By Hal Lindsey
1838 was a time of great turmoil in America. In January of that year, a 28-year-old Illinois State Representative addressed a prominent Springfield debating society. The tall, lanky lawyer called his subject, “The Perpetuation of Our Political Institutions.” His name was Abraham Lincoln.
Deeply concerned about his nation’s future, Lincoln asked, “At what point shall we expect the approach of danger? By what means shall we fortify against it? Shall we expect some transatlantic military giant, to step the Ocean, and crush us at a blow? Never! All the armies of Europe, Asia and Africa combined… could not by force, take a drink from the Ohio, or make a track on the Blue Ridge, in a trial of a thousand years. At what point then is the approach of danger to be expected? I answer, if it ever reach us, it must spring up amongst us. It cannot come from abroad. If destruction be our lot, we must ourselves be its author and finisher. As a nation of freemen, we must live through all time, or die by suicide.”
Even in an era of intercontinental ballistic missiles able to cross oceans in mere minutes, inner corruption is still more dangerous to America than attack from the outside. Inner weakness attracts aggression. “If destruction be our lot, we must ourselves be its author and finisher.”
Today, our nation seems bent on self-destruction. We see it in legislatures, executive mansions, courts, and educational institutions. It has metastasized into music studios, film sets, and libraries. Publishing houses, television networks, and corporate boardrooms also seem bent on destroying the American rights, ideals, and morality that made their prosperity possible.
Destructive choices are not limited to the wealthy and powerful. They’re also being made by 15-year-olds standing on street corners and by 60-year-olds deciding what television program to watch. They are being decided by Christians who know they should read the Bible, but place it so low on their list of priorities that it rarely gets opened.
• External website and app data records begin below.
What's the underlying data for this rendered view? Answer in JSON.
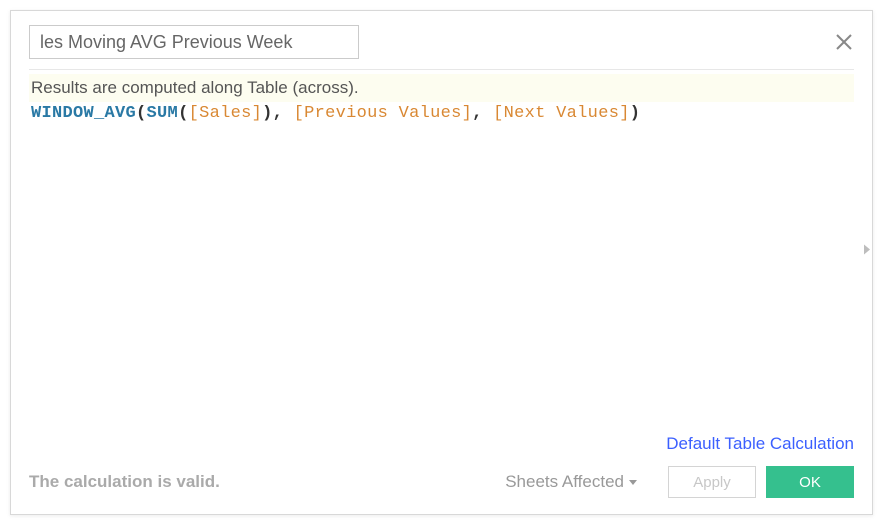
{
  "header": {
    "title_value": "les Moving AVG Previous Week",
    "close_icon": "close-icon"
  },
  "content": {
    "status_line": "Results are computed along Table (across).",
    "formula_tokens": {
      "t0": "WINDOW_AVG",
      "t1": "(",
      "t2": "SUM",
      "t3": "(",
      "t4": "[Sales]",
      "t5": ")",
      "t6": ", ",
      "t7": "[Previous Values]",
      "t8": ", ",
      "t9": "[Next Values]",
      "t10": ")"
    }
  },
  "footer": {
    "link_label": "Default Table Calculation",
    "status_text": "The calculation is valid.",
    "sheets_label": "Sheets Affected",
    "apply_label": "Apply",
    "ok_label": "OK"
  }
}
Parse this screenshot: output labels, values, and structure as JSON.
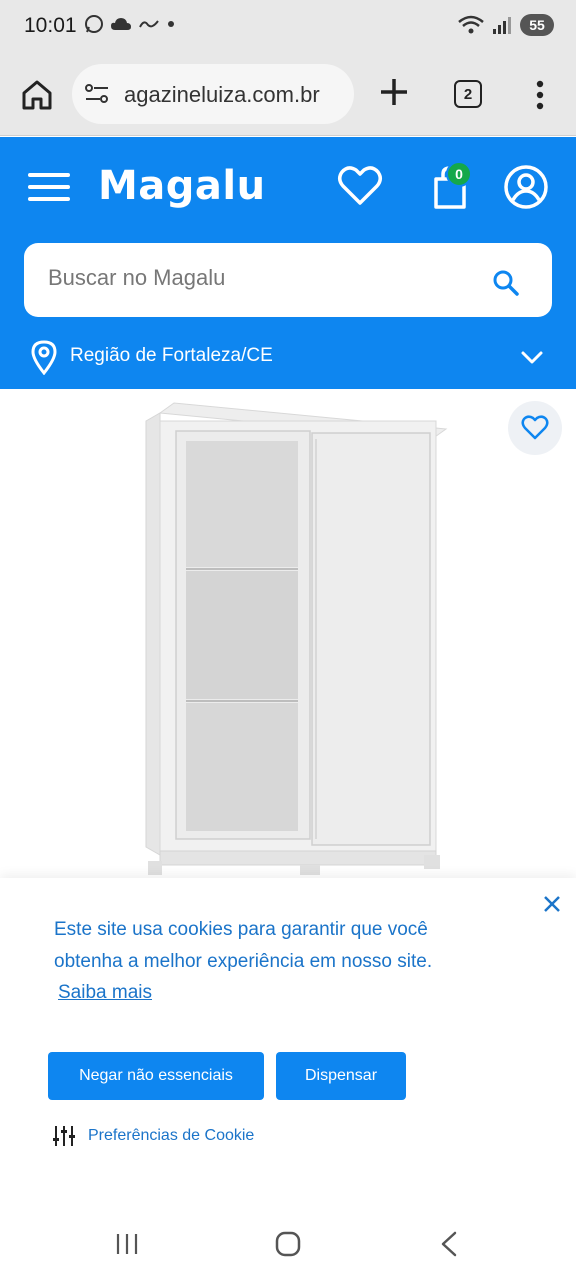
{
  "status_bar": {
    "time": "10:01",
    "left_icons": [
      "whatsapp-icon",
      "cloud-icon",
      "notification-icon",
      "dot-icon"
    ],
    "right_icons": [
      "wifi-icon",
      "signal-icon"
    ],
    "battery": "55"
  },
  "browser": {
    "url": "agazineluiza.com.br",
    "tab_count": "2",
    "icons": [
      "home-icon",
      "site-info-icon",
      "plus-icon",
      "tabs-icon",
      "menu-dots-icon"
    ]
  },
  "header": {
    "logo": "Magalu",
    "cart_count": "0",
    "search_placeholder": "Buscar no Magalu",
    "region": "Região de Fortaleza/CE",
    "colors": {
      "brand_blue": "#0e86f0",
      "badge_green": "#15a84a"
    },
    "icons": [
      "hamburger-icon",
      "heart-icon",
      "bag-icon",
      "account-icon",
      "search-icon",
      "location-pin-icon",
      "chevron-down-icon"
    ]
  },
  "product": {
    "image": "wardrobe-product-image",
    "favorite_icon": "heart-icon"
  },
  "cookie_banner": {
    "message": "Este site usa cookies para garantir que você obtenha a melhor experiência em nosso site.",
    "learn_more": "Saiba mais",
    "deny_button": "Negar não essenciais",
    "dismiss_button": "Dispensar",
    "preferences": "Preferências de Cookie",
    "text_color": "#1b74c9"
  },
  "nav_bar": {
    "icons": [
      "recents-icon",
      "home-icon",
      "back-icon"
    ]
  }
}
We hear a great deal about culture wars. But culture is an outer reflection of our inward selves. The real war is about thought, and thoughts are largely a matter of choice. Yes, some thoughts come unbidden. But we get to choose whether to entertain and nourish those thoughts, or not. 2 Corinthians 10:5 (NASB) says to take “every thought captive to the obedience of Christ.”
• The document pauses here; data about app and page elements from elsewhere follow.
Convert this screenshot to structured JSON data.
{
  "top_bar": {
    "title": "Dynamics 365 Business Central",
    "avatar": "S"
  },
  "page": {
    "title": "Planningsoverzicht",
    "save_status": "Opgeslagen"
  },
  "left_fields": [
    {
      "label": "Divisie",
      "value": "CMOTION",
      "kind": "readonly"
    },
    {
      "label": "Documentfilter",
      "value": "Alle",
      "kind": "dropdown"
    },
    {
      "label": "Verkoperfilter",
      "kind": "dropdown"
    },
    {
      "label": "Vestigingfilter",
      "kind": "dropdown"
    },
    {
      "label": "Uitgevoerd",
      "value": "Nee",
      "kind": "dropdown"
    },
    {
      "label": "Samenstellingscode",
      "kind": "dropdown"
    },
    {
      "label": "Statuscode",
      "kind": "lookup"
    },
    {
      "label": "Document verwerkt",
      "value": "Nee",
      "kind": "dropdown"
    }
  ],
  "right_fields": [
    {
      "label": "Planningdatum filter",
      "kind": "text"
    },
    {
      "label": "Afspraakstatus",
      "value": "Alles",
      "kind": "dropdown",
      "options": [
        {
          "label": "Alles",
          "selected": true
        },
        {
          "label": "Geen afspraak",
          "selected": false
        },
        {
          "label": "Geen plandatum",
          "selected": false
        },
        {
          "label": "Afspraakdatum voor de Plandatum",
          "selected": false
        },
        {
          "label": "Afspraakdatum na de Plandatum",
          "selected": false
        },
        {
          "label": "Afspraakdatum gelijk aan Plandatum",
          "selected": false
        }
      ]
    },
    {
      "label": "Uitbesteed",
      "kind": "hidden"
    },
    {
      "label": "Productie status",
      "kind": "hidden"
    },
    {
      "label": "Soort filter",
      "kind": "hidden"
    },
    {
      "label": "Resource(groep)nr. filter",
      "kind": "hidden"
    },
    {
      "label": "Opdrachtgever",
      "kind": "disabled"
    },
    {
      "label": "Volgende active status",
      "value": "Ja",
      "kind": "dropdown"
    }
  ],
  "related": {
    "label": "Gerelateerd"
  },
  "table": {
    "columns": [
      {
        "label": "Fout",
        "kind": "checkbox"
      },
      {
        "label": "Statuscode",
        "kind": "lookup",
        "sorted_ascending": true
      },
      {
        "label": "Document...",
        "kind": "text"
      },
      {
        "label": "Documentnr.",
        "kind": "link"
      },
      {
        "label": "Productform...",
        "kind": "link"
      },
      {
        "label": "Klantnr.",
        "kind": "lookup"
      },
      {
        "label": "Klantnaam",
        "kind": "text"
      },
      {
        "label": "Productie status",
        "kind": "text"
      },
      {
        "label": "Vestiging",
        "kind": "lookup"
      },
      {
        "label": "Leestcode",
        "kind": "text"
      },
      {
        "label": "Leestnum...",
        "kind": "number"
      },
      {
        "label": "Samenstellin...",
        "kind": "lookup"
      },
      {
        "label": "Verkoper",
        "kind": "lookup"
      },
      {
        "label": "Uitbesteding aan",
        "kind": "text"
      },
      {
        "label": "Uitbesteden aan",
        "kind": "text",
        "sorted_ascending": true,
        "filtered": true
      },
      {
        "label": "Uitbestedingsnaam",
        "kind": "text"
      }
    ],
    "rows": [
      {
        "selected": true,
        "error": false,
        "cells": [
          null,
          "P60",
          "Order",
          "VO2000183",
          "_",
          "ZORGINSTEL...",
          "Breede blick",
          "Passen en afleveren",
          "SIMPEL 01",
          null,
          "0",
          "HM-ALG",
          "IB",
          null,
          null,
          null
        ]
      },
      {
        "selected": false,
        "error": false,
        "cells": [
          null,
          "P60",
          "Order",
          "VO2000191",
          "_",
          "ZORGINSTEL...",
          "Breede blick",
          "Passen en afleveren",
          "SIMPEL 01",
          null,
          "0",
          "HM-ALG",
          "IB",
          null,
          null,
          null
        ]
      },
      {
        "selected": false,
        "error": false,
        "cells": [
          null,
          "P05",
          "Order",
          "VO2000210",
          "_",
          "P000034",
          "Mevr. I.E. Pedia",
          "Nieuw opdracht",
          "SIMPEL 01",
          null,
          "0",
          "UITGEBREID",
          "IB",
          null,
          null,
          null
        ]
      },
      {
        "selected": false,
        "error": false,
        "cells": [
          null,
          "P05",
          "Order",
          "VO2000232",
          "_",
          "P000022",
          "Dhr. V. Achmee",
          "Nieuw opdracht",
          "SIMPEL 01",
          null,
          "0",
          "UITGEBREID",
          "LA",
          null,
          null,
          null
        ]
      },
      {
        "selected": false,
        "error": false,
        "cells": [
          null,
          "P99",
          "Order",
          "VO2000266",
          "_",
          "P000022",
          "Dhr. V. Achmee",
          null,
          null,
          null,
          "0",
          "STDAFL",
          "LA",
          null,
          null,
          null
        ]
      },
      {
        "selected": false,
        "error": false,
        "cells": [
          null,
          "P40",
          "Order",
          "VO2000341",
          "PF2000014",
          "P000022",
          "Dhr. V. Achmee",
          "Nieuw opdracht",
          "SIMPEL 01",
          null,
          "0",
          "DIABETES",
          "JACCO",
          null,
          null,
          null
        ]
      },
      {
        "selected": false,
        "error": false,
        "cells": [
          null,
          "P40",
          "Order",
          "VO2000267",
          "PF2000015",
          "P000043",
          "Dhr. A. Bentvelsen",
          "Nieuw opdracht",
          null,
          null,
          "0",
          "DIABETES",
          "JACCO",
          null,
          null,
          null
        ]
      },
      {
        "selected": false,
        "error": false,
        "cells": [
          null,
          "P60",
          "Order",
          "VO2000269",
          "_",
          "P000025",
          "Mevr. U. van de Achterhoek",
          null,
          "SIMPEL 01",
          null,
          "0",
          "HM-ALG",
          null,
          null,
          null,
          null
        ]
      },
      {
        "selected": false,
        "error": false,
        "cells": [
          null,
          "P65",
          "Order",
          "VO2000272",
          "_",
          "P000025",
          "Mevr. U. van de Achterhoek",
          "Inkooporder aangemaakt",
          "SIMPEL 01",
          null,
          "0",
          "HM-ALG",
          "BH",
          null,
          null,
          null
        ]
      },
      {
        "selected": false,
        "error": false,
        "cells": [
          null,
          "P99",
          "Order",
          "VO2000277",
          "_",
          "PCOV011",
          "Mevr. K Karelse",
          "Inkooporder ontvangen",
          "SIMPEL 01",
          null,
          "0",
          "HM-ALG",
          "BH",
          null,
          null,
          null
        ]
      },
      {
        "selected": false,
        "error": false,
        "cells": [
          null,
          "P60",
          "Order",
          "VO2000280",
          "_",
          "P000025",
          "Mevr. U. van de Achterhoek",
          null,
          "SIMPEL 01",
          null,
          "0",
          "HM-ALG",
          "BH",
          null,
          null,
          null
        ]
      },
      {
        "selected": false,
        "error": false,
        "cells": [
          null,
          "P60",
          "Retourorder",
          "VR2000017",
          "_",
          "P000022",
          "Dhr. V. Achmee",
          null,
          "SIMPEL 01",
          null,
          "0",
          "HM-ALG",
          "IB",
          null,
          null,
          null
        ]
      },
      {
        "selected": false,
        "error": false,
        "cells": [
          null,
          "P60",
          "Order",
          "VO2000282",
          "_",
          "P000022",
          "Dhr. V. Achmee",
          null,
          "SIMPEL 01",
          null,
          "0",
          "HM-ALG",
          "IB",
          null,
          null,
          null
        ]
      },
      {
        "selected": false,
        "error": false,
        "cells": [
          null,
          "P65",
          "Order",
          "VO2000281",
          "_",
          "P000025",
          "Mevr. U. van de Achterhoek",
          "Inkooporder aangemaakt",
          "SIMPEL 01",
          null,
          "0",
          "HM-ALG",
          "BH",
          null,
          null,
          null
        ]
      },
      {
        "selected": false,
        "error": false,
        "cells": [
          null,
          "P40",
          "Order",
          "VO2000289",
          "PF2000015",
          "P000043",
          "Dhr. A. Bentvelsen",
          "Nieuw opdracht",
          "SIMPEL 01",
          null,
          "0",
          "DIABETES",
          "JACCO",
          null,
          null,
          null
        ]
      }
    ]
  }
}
We can choose to focus our thinking on that which will strengthen and nourish our souls in Christ. Psalms 1:1-3 says, “How blessed is the man who does not walk in the counsel of the wicked, Nor stand in the path of sinners, Nor sit in the seat of scoffers! But his delight is in the law of the Lord, And in His law he meditates day and night. And he will be like a tree firmly planted by streams of water, Which yields its fruit in its season, And its leaf does not wither; And in whatever he does, he prospers.”
Philippians 4:8 says, “Finally, brethren, whatever is true, whatever is honorable, whatever is right, whatever is pure, whatever is lovely, whatever is of good repute, if there is any excellence and if anything worthy of praise, let your mind dwell on these things.”
The world works overtime to corrupt our thoughts and those of our young. But the Bible says we can choose our thoughts. We see the terrible things being taught in schools, and we wonder what we can do. The answer is to allow the Holy Spirit to work in us through His holy word. Even if you are physically frail, you can be a giant in Christ — speaking persuasively, praying effectually, and walking in the power of His great love. Start by letting “your mind dwell on these things.”